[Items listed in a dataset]
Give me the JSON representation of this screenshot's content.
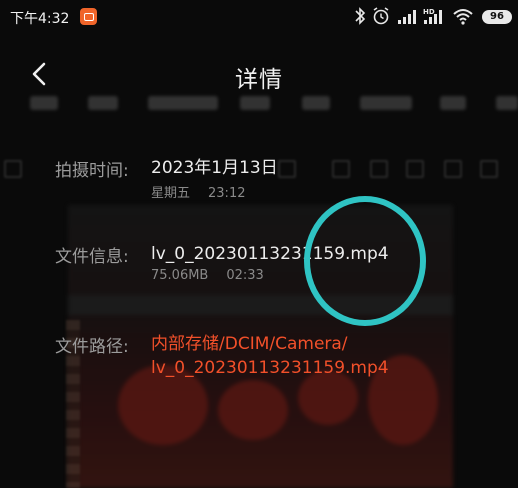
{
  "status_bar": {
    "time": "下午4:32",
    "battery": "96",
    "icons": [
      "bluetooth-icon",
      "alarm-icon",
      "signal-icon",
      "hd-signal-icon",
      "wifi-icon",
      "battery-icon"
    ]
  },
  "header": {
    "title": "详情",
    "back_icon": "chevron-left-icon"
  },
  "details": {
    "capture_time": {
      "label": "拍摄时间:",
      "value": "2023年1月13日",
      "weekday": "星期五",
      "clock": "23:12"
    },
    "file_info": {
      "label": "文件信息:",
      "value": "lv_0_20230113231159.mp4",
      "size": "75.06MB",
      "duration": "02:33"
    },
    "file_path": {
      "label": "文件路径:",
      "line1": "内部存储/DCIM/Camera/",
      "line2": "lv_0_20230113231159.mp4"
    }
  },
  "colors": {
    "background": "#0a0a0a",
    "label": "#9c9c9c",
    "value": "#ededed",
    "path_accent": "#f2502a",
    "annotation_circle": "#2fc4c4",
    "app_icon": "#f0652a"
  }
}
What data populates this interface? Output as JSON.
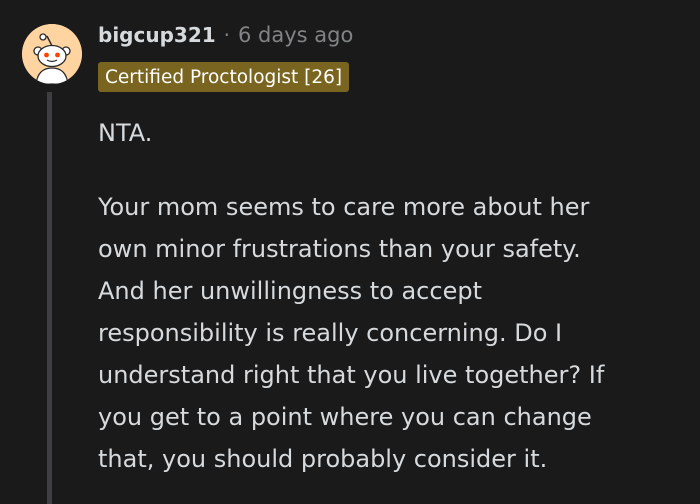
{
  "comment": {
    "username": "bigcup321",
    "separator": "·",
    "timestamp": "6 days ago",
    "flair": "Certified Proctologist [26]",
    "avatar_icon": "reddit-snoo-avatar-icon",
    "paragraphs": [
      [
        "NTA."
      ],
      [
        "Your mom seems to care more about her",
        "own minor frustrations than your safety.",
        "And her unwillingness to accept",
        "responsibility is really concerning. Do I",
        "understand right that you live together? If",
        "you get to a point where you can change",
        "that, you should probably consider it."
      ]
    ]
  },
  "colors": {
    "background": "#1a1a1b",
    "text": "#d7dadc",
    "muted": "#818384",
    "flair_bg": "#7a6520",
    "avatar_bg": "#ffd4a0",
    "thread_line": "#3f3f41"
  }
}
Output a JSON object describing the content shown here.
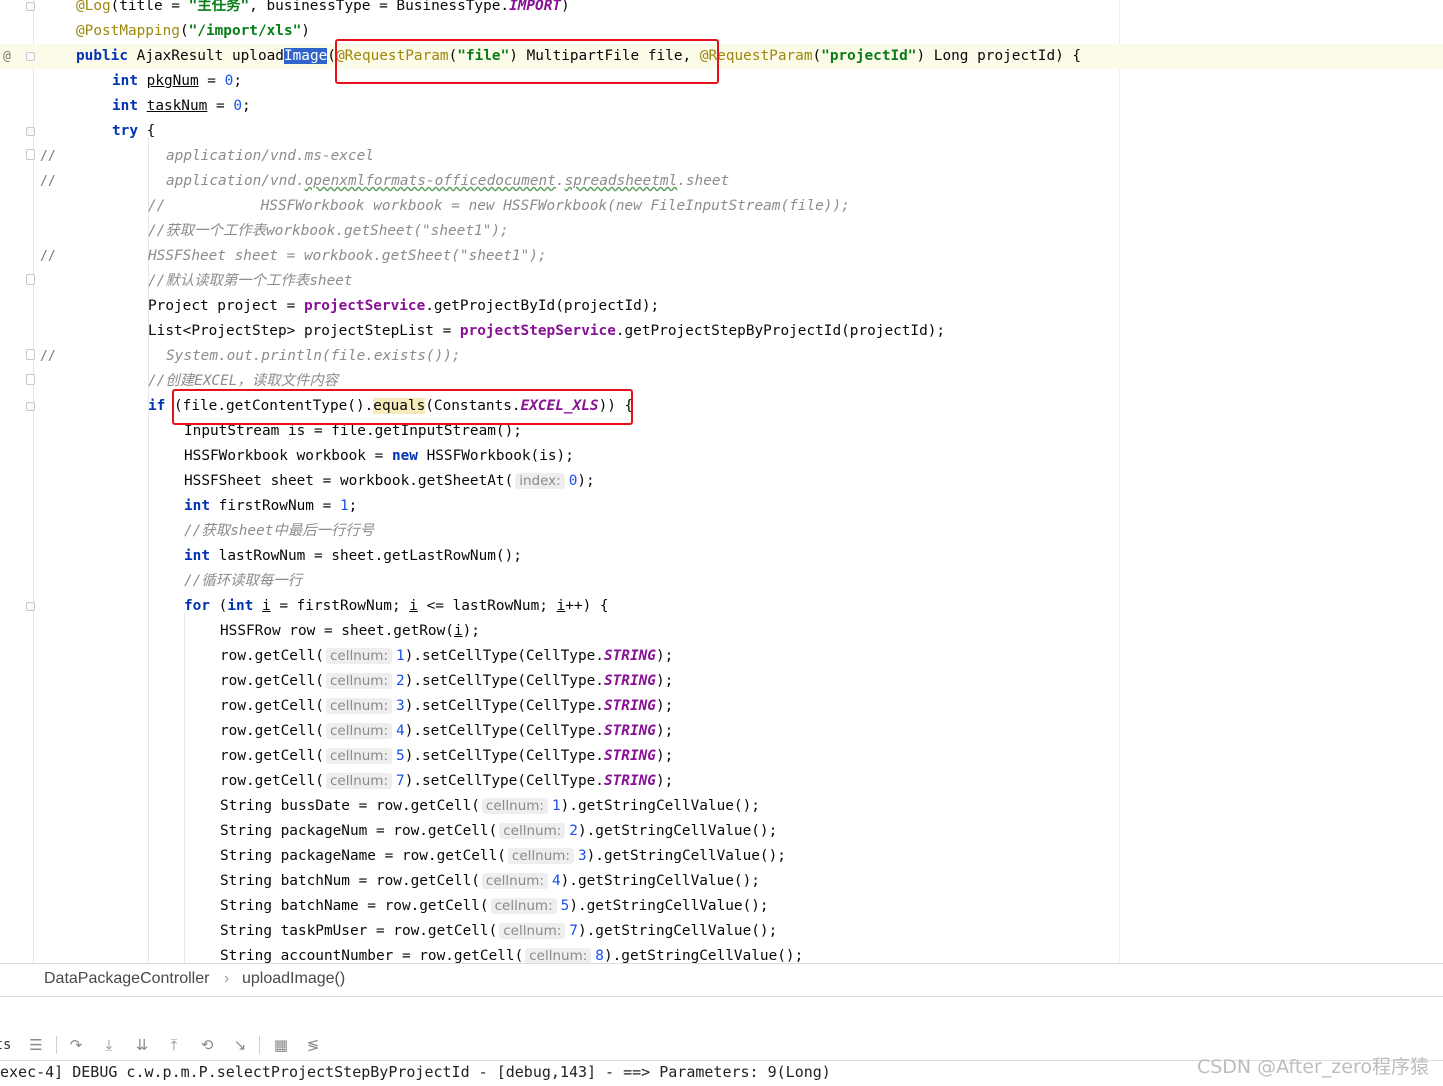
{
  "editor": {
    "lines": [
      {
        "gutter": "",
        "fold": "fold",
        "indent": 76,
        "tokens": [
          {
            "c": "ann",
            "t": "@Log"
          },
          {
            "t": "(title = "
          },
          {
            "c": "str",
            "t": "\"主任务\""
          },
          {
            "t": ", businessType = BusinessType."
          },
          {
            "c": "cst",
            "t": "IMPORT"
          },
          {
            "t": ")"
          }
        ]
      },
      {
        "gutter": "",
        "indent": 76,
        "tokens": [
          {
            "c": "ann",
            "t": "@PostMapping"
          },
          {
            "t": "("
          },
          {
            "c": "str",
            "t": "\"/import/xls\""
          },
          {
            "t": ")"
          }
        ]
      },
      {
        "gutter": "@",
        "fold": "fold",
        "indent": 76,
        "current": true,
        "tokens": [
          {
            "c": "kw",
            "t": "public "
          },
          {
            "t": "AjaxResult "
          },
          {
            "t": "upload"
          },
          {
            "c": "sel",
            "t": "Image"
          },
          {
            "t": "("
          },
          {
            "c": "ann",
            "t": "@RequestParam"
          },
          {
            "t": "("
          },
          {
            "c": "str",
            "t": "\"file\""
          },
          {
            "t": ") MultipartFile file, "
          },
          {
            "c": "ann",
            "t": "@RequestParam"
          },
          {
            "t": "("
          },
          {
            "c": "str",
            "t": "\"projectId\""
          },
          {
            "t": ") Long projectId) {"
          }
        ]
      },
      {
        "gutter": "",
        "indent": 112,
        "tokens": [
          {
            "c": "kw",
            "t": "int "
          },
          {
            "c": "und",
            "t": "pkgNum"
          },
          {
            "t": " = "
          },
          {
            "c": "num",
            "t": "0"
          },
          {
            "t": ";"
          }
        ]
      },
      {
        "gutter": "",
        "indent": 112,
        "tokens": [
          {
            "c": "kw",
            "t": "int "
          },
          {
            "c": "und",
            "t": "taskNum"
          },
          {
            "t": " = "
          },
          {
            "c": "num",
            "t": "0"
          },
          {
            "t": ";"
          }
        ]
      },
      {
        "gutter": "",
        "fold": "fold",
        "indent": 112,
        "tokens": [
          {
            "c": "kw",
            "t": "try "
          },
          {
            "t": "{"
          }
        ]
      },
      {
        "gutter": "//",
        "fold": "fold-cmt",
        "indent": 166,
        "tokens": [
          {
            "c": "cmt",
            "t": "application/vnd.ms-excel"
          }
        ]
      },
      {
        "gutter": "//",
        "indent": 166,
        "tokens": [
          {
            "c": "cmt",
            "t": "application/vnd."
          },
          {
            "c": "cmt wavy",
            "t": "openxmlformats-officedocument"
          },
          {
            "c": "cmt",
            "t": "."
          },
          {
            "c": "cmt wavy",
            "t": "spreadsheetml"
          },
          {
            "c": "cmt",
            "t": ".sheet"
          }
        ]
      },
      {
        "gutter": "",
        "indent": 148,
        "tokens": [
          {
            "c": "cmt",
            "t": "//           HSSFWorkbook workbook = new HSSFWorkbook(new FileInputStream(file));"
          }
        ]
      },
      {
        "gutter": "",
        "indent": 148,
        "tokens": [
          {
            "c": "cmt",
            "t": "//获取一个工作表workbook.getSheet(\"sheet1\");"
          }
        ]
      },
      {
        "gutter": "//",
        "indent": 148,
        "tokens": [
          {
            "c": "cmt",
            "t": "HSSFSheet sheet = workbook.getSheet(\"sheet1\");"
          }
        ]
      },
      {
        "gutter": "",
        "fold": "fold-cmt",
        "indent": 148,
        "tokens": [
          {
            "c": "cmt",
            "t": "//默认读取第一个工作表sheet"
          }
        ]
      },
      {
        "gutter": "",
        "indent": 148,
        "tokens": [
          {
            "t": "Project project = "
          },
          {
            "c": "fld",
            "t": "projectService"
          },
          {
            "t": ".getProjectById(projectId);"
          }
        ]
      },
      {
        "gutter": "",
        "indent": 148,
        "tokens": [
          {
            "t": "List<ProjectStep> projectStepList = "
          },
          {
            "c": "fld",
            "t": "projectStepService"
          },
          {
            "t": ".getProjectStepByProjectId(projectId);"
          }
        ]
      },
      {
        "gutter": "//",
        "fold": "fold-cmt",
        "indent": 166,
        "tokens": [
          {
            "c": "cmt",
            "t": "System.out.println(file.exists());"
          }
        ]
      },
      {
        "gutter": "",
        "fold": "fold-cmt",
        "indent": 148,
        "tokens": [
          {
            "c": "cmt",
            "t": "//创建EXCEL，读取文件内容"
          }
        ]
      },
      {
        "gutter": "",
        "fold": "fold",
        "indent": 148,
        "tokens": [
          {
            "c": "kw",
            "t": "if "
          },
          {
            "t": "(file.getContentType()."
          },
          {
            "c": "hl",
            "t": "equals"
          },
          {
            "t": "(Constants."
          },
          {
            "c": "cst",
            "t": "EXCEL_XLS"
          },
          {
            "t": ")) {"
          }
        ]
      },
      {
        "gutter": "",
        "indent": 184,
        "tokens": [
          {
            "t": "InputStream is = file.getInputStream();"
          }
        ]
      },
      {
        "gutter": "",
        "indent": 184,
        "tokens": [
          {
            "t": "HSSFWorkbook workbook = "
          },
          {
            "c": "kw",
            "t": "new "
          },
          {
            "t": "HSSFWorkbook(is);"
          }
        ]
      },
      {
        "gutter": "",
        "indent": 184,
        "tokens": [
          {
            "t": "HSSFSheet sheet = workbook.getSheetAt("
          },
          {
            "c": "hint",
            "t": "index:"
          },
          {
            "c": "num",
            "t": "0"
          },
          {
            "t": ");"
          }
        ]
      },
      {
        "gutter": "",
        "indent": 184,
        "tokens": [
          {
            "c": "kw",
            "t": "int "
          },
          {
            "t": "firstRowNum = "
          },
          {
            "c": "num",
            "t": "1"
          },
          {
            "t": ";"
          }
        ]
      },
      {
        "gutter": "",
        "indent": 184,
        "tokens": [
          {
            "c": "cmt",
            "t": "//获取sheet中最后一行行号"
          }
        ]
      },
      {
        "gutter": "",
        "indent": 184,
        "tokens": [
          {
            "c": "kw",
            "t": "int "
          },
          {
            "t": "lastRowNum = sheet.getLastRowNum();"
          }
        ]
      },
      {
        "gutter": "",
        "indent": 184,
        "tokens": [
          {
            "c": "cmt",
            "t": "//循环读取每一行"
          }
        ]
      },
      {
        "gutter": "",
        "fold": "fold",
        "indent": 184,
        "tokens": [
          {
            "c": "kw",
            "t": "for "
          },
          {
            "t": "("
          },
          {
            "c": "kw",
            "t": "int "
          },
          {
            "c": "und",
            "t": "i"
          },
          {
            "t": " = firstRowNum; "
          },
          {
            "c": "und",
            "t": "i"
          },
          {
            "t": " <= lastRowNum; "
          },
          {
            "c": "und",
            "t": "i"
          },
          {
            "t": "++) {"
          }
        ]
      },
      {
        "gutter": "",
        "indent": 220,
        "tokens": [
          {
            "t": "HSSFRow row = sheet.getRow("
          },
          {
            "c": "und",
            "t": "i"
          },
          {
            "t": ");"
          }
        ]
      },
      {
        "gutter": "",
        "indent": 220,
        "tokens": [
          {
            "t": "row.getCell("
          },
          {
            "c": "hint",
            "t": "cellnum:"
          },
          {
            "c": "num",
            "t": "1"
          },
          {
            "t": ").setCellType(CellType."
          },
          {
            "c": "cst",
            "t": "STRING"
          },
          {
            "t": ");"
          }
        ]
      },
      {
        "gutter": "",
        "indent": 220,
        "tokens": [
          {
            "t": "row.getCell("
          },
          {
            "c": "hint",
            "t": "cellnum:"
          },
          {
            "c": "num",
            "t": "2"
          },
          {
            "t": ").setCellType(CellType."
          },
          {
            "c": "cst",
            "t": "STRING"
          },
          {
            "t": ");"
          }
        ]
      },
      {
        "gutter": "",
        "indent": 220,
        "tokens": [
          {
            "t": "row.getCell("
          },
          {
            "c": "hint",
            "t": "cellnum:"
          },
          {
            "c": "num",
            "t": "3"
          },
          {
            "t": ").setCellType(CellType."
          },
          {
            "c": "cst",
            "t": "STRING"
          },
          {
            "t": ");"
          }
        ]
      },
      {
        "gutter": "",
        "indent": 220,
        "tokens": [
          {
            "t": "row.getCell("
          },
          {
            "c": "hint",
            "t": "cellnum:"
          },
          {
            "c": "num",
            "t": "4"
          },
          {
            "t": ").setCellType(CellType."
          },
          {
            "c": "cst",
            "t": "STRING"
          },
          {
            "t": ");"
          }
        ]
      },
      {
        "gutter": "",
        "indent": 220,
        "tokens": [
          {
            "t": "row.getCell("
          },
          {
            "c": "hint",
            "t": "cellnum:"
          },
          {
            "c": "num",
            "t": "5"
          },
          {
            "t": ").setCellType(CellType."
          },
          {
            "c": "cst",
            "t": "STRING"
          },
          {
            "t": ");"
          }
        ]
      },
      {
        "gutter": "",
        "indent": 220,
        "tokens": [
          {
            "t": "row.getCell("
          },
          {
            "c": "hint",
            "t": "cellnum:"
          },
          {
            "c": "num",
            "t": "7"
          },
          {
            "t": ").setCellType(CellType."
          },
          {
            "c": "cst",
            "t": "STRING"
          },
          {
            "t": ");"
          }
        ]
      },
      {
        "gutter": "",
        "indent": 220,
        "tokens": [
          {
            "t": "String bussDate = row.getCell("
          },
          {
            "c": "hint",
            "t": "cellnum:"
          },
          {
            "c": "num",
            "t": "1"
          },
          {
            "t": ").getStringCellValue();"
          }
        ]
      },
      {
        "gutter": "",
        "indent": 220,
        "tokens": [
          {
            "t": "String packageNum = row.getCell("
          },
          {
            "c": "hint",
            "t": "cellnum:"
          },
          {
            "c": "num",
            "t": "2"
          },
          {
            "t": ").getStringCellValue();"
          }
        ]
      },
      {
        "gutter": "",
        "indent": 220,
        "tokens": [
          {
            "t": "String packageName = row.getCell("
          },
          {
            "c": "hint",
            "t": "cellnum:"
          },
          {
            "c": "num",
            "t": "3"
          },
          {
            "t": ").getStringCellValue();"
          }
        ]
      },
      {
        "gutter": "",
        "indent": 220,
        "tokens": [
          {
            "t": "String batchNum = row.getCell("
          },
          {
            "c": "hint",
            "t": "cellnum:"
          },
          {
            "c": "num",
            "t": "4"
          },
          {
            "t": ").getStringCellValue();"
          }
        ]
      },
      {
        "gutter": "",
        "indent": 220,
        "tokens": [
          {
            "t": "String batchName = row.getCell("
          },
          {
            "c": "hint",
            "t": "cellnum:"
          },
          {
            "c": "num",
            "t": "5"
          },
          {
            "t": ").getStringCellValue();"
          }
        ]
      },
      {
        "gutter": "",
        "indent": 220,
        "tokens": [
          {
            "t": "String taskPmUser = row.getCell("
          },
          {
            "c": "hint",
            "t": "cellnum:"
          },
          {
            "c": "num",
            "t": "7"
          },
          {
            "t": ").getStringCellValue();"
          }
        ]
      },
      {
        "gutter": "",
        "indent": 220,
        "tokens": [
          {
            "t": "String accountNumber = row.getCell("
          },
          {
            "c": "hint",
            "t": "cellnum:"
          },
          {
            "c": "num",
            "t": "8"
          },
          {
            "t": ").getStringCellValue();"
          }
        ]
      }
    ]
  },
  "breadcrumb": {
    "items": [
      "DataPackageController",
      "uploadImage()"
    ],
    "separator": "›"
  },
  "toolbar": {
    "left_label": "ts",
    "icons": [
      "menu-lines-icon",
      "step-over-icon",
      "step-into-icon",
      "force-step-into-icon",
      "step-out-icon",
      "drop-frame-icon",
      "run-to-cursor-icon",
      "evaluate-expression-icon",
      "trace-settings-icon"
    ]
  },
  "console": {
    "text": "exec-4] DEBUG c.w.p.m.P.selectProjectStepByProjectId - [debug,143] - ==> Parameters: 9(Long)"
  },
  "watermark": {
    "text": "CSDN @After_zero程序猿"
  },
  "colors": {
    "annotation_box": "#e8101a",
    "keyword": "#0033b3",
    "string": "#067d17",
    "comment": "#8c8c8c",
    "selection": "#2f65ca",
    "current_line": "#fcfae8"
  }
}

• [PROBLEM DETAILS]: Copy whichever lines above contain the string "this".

• [RESPONSE AREA]:
Give me the JSON representation of this screenshot's content.
What data populates this interface? Output as JSON.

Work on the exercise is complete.